The highlight, though, had to be the black cobra sighting. One of the stern-faced local guides almost hit the snake with his machete as he was clearing brush. As it darted away, he and the other guide broke into exuberant cheers and wide smiles. The encounter had the opposite effect on the guests, however.
Once back from the long day's hike, we pulled off our park-supplied knee-high boots and our soggy socks and went to get cleaned up. To our great surprise, local village women brought over buckets of water they'd just heated over wood fires. Given that this was the first hot bucket shower I'd had in Liberia, it didn't matter that it smelled like I was cleaning myself with liquid smoke. It felt luxurious. The smoke theme was continued that night as we sipped on sweet, hot tea made from the same water.
The next morning, all the park staff and villagers came to say goodbye to the four of us. They said they hope to be able to set up minimal infrastructure to lure intrepid tourists in the future.
"For people to spend the money it takes to come here, it has to be worth their while," says Scholastica Doe, deputy minister of tourism, in an interview in Monrovia. "They have to have a minimum of comfort."
I couldn't help but picture cabins on the edge of the park, small bridges over the river, maintained trails, guided bird walks, maybe a lodge serving jazzed up versions of local cuisine. One of the guests from Monrovia suggested a basic spa for tourists tired from a long day's hike.
But that's a long way off. The wardens get paid a dollar a day and the country's tourism budget last year was a meager $3,000.
"The potential [for tourism in Liberia] is so great," says Ms. Doe, who adds that Sapo National Park will be promoted – along with the country's pristine beaches and history as a home for freed, educated American slaves – in any future itinerary for tourists if this war-torn country can rebuild itself. "There are lots of challenges, lots of disappointment, but I believe in, one, trailblazing; and, two, overcoming the odds.

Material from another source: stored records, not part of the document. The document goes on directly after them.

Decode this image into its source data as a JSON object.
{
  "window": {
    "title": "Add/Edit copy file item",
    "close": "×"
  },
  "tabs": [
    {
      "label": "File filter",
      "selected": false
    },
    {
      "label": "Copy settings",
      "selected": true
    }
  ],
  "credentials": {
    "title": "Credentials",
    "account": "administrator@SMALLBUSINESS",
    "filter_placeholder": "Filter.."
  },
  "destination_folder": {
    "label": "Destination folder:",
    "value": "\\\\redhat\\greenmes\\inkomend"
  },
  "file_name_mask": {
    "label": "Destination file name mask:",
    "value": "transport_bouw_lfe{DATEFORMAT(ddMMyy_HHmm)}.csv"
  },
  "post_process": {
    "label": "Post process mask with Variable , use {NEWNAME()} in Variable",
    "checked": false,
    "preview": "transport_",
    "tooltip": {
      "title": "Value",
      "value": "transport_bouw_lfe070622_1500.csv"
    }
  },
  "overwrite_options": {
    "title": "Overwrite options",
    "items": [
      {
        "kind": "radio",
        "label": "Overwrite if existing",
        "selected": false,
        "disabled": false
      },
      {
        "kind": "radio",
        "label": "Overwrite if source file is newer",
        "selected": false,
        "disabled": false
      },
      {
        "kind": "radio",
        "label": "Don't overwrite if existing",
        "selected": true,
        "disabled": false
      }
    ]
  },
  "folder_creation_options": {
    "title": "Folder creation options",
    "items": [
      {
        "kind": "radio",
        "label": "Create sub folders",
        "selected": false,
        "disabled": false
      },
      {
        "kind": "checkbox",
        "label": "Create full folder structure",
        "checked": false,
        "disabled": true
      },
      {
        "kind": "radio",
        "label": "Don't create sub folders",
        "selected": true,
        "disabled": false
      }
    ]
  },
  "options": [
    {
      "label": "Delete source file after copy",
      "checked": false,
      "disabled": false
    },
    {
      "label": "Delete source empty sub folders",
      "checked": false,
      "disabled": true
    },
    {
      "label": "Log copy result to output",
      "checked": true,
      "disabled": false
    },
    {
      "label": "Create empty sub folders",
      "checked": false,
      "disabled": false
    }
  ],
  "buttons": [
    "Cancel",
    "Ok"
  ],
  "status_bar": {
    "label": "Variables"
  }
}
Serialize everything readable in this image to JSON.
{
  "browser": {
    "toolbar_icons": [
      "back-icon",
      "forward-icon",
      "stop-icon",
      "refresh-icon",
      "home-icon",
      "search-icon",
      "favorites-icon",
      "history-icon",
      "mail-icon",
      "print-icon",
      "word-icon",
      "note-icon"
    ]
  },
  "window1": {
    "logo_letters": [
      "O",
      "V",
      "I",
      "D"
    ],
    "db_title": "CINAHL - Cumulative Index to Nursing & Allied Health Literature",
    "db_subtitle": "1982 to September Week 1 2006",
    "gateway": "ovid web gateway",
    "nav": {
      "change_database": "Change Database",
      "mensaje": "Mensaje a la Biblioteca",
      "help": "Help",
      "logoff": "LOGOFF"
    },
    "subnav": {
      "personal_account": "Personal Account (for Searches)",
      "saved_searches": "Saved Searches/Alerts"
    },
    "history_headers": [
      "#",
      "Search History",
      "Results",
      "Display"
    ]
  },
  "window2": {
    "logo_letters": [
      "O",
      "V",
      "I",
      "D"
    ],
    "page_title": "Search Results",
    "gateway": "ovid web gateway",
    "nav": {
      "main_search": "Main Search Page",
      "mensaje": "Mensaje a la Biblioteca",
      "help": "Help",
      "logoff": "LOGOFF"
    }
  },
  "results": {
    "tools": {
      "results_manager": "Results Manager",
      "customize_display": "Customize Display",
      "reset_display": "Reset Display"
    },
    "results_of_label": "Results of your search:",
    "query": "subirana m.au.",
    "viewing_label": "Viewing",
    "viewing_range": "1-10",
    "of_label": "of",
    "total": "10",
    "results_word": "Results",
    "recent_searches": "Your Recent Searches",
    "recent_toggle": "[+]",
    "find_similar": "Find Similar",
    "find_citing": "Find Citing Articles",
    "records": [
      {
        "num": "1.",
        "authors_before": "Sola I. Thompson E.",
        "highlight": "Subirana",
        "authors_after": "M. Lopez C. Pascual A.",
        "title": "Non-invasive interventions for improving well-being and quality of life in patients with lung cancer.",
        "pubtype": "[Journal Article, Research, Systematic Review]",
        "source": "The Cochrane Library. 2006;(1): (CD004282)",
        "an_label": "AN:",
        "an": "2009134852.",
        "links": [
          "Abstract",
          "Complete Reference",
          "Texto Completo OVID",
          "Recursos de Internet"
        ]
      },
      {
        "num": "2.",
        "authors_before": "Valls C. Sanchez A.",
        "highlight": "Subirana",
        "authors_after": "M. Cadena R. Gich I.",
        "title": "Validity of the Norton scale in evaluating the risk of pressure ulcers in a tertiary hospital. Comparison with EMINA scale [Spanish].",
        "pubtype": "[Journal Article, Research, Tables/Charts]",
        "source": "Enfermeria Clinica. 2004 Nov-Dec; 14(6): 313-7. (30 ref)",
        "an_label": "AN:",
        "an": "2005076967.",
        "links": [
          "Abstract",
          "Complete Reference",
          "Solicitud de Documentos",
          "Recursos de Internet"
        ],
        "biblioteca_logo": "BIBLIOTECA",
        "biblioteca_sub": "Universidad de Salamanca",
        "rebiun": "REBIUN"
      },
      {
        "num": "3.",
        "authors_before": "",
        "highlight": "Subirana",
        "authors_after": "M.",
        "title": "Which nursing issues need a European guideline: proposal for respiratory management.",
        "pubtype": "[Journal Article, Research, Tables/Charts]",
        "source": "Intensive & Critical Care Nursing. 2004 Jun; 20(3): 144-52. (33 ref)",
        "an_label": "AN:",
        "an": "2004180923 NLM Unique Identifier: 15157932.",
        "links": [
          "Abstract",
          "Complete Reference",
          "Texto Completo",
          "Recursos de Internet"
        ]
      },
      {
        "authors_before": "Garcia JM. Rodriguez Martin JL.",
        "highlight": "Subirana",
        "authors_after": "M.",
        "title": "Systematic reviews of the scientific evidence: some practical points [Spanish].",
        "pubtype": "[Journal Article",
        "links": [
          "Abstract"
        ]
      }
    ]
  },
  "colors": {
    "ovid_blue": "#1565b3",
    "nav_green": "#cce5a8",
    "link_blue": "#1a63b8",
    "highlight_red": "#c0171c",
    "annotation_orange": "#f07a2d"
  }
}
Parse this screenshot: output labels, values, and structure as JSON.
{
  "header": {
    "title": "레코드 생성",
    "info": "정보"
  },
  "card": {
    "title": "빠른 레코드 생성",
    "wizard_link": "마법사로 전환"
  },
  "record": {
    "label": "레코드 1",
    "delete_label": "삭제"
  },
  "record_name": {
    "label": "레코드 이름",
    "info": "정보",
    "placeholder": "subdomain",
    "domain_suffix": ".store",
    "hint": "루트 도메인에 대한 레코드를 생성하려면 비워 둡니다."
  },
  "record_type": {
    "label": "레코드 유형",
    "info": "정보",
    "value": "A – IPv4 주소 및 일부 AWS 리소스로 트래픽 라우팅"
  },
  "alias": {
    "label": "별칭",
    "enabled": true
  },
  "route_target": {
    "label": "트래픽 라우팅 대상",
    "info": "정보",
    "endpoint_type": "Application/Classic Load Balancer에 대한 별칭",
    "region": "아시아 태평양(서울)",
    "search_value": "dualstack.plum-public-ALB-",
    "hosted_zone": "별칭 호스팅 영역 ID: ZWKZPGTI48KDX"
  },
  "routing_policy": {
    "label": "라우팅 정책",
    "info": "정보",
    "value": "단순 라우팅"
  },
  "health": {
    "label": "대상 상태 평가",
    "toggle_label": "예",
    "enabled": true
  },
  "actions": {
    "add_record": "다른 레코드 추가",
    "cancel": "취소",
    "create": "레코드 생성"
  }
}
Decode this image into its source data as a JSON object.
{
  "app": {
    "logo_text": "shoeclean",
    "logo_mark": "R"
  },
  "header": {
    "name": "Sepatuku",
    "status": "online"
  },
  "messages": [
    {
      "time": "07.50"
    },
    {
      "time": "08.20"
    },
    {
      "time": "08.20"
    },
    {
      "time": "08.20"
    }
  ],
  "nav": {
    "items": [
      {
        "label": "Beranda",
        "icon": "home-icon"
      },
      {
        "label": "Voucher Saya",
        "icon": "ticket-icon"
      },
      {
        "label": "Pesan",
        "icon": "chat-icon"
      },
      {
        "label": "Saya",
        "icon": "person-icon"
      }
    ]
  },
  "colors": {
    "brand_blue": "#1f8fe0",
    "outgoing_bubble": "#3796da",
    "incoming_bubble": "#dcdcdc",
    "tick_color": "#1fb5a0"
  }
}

My grandma used to say: 'With these two hands and God, anything is possible.' And I believe it."
This spirit is also evident in the park staff, who wear their khaki uniforms with great pride, and were tapping our brains to find out just exactly what amenities even the most rugged tourist would need. Yes, more money than they'd ever heard of would have to be spent to build some cabins so that tourists could have a bit of privacy, and, yes, tourists really would need bridges and trails.
On our way out, we heard chimps just outside the warden's house. We ran outside, but couldn't lay eyes on them. It was as if to tease us into coming back for a longer stay in this stunningly beautiful, if raw, location. Perhaps one day it will all be easier.